Exercise directions: Go through the records below line by line and report how many lines include "JSON", giving the number only.

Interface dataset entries
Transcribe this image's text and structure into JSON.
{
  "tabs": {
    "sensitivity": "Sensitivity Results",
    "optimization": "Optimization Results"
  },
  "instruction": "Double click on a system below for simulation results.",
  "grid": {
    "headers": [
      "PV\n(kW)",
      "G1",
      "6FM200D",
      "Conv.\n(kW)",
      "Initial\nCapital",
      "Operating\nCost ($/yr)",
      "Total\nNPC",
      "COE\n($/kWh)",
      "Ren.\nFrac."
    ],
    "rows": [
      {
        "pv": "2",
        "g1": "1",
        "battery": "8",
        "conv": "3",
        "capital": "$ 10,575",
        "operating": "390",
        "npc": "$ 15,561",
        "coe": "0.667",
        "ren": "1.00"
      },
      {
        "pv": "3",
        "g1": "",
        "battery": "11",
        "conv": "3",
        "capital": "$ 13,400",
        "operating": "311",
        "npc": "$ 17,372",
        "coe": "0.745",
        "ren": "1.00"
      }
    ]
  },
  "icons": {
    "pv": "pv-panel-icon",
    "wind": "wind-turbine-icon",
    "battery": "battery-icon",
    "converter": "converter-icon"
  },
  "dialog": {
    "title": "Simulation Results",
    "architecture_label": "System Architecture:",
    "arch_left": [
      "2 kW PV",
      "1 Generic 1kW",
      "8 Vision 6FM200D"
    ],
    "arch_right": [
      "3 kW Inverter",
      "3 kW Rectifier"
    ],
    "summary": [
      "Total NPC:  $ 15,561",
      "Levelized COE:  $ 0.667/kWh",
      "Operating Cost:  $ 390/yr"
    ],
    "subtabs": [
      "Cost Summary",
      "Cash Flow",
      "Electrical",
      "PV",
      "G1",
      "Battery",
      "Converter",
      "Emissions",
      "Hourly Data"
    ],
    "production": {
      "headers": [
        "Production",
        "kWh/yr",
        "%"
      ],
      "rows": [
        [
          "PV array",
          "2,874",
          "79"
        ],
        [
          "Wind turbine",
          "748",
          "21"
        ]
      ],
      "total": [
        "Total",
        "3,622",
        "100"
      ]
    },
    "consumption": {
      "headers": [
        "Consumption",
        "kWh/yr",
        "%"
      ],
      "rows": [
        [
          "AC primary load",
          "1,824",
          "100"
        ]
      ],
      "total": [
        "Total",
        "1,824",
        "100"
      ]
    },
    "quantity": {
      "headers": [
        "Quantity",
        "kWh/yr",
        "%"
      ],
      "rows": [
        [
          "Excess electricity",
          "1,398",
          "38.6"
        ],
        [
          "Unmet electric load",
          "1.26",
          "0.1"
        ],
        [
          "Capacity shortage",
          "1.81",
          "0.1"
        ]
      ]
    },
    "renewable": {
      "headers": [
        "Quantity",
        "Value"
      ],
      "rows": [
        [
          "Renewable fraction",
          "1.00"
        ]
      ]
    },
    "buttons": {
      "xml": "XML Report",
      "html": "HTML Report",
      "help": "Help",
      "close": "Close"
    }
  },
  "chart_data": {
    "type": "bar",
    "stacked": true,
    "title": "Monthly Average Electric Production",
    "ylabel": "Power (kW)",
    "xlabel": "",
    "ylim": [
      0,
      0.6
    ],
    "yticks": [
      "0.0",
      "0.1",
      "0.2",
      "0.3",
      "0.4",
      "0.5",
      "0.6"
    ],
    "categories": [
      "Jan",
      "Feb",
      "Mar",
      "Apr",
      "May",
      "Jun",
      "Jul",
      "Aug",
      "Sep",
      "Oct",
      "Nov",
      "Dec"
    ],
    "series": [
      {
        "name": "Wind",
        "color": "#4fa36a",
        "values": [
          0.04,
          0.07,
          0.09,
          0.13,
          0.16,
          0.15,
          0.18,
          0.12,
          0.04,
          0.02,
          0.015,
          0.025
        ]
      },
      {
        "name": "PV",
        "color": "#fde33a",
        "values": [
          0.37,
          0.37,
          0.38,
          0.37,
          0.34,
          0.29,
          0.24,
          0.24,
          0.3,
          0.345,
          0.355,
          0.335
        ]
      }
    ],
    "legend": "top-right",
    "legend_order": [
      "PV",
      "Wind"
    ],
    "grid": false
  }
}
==
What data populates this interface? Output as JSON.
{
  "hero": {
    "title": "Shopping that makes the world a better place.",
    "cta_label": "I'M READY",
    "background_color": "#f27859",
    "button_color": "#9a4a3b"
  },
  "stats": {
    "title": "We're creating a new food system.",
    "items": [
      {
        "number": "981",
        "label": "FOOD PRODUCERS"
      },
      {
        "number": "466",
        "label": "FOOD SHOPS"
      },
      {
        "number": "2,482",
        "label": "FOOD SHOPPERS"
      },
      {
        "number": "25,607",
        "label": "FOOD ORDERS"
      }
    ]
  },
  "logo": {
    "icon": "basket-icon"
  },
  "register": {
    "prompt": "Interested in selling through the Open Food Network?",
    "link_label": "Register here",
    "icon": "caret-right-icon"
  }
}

Final answer: 2